The most curious and unexplained part of the episode is Nijjar’s son’s revelation that his father was in touch with the Canadian intelligence agency before he was killed. Could they have prevented it? Or was it some kind of a set up? Intelligence agencies do not usually come clear on aspects like this.
With the stepping in of intelligence agencies in this matter, much of the scenes will go behind the scenes, and what we will get is posturing on both sides. It is unlikely that the source and nature of the intelligence will be shared publicly. That only happens in India, as it happened when the then army chief of Pakistan General Pervez Musharraf’s calls to Lt Gen Mohammed Aziz, his chief of staff, were outed during Kargil.
Arvind Dave was the RAW chief. He could have prevented the transcripts from being made public. It had already been shared with the Americans, and they needed no public convincing. It was done to play to the domestic audiences, to stave off criticism that Kargil was the result of mollycoddling Pakistan when then Prime Minister Atal Bihari Vajpayee visited Lahore. That source of intelligence immediately dried up when the transcript went public.
It is astonishing that the Indian government has, at the highest levels, consistently misread the signals and allowed this to spiral out of control. If this is black-ops and a botched-up one at that, there will be a heavy price to pay. Increased scrutiny of our intelligence operations will have its own ramifications on our diplomatic posturing.
(The writer, a senior journalist who writes on foreign policy, is the author of ‘Dead End: The Minister, the CBI, and the Murder that Wasn’t’.)

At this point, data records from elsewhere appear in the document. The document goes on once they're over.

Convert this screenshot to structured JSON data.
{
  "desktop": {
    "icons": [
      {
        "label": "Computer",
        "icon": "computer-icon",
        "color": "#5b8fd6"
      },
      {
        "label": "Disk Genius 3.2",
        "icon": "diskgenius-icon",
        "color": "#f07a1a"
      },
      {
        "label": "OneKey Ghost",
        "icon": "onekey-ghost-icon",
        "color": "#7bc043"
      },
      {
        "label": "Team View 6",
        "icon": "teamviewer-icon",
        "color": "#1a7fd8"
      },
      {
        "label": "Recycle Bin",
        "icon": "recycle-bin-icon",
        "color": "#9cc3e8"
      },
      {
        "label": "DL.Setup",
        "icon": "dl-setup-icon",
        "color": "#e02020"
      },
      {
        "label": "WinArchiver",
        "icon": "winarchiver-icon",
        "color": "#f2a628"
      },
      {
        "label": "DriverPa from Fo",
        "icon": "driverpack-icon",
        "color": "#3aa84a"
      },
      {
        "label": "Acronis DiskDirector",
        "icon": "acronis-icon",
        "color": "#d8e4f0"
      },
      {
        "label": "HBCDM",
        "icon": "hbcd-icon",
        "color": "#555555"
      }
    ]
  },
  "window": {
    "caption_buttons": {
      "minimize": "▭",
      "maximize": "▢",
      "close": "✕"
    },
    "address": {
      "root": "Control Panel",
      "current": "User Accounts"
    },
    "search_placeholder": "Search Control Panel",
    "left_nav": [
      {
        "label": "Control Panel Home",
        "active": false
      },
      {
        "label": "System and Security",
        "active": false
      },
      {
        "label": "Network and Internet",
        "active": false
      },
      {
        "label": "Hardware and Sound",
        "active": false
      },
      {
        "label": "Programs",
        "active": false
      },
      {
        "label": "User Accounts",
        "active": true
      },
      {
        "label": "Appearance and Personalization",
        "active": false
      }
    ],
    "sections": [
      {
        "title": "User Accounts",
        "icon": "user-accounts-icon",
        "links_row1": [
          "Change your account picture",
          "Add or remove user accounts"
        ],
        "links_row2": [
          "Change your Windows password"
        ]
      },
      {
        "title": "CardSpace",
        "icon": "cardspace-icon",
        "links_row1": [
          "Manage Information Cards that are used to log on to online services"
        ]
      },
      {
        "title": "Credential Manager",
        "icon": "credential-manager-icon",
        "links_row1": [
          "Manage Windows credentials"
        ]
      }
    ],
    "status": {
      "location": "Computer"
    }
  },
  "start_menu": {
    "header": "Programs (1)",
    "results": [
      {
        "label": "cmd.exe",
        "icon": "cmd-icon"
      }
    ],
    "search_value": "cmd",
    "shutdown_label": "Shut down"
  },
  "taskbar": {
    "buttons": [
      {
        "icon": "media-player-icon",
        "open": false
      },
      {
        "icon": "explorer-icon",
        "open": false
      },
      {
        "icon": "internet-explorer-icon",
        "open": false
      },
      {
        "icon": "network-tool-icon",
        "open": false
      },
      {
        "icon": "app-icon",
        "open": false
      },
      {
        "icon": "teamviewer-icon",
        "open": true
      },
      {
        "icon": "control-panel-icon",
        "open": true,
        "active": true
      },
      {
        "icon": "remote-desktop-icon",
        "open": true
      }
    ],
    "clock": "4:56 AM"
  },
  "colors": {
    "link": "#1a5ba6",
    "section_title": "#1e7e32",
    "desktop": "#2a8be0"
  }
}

(The Federal seeks to present views and opinions from all sides of the spectrum. The information, ideas or opinions in the articles are of the author and do not necessarily reflect the views of The Federal.)